YOUR OBJECTIVE »
The answer should be the records below, word for word, with every image left out.

**** RECORDS FOR PROCESSING ****

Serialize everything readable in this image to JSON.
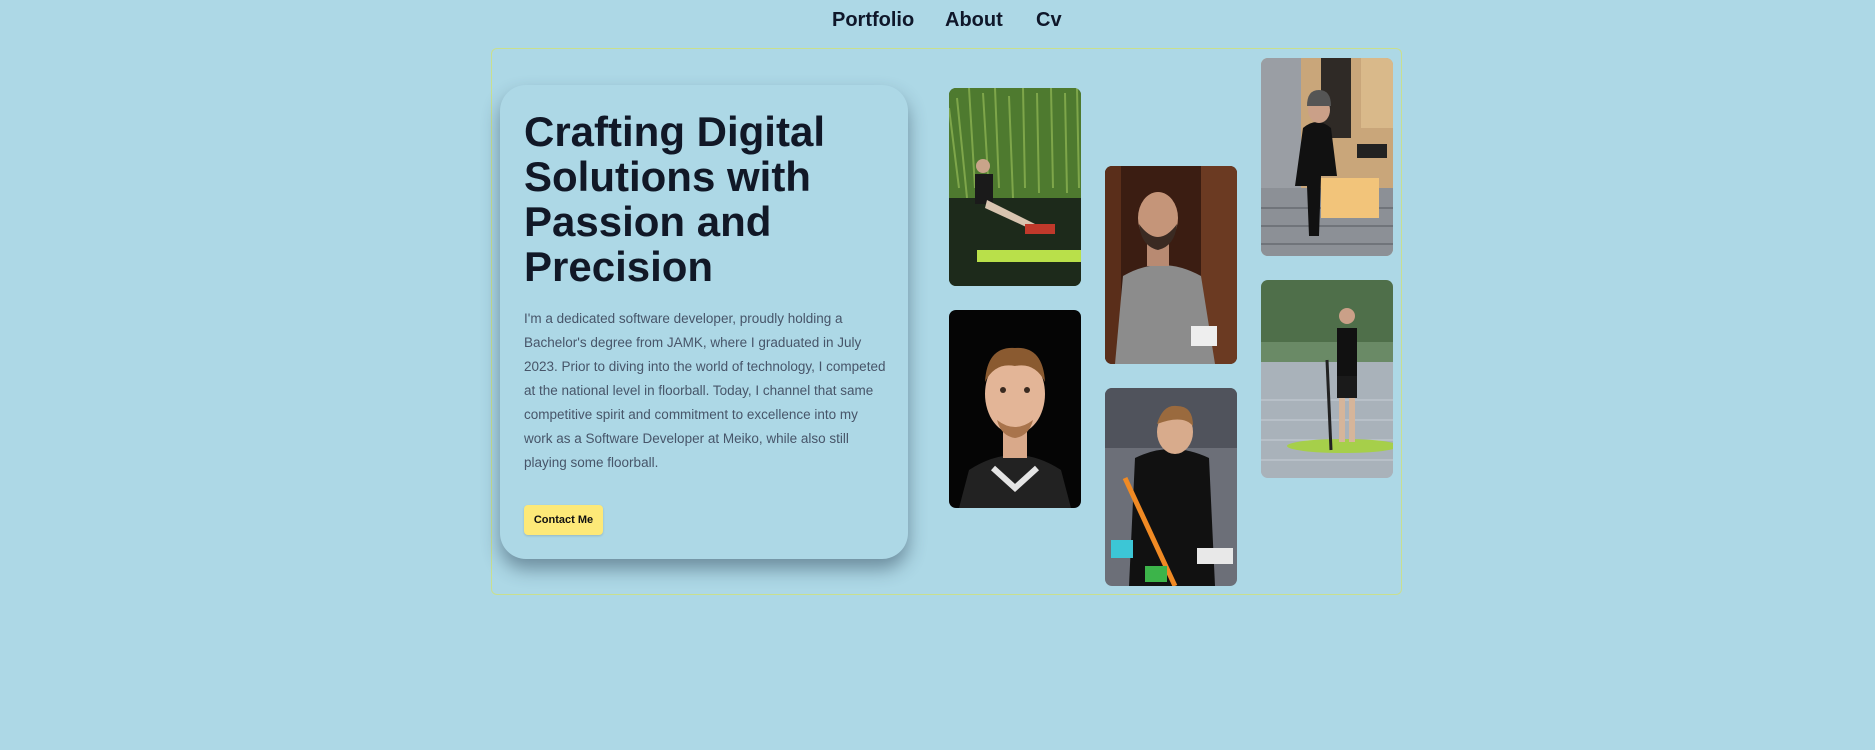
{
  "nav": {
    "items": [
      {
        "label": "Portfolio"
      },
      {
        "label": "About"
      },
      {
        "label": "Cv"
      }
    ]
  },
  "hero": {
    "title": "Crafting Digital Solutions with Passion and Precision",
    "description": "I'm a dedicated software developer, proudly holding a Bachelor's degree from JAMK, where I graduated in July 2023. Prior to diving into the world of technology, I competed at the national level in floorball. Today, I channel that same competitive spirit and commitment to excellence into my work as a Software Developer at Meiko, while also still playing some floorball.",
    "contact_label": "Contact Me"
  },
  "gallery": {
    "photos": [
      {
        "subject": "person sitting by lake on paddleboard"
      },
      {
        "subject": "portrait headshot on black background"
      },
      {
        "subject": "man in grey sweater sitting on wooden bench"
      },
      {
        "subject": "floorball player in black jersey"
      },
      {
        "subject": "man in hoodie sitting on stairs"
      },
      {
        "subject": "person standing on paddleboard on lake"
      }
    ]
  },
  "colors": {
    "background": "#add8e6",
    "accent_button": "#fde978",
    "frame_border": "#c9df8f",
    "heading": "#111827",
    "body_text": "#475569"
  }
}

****

YOUR RESPONSE »
Serialize everything readable in this image to JSON.
{
  "nav": {
    "items": [
      {
        "label": "Portfolio"
      },
      {
        "label": "About"
      },
      {
        "label": "Cv"
      }
    ]
  },
  "hero": {
    "title": "Crafting Digital Solutions with Passion and Precision",
    "description": "I'm a dedicated software developer, proudly holding a Bachelor's degree from JAMK, where I graduated in July 2023. Prior to diving into the world of technology, I competed at the national level in floorball. Today, I channel that same competitive spirit and commitment to excellence into my work as a Software Developer at Meiko, while also still playing some floorball.",
    "contact_label": "Contact Me"
  },
  "gallery": {
    "photos": [
      {
        "subject": "person sitting by lake on paddleboard"
      },
      {
        "subject": "portrait headshot on black background"
      },
      {
        "subject": "man in grey sweater sitting on wooden bench"
      },
      {
        "subject": "floorball player in black jersey"
      },
      {
        "subject": "man in hoodie sitting on stairs"
      },
      {
        "subject": "person standing on paddleboard on lake"
      }
    ]
  },
  "colors": {
    "background": "#add8e6",
    "accent_button": "#fde978",
    "frame_border": "#c9df8f",
    "heading": "#111827",
    "body_text": "#475569"
  }
}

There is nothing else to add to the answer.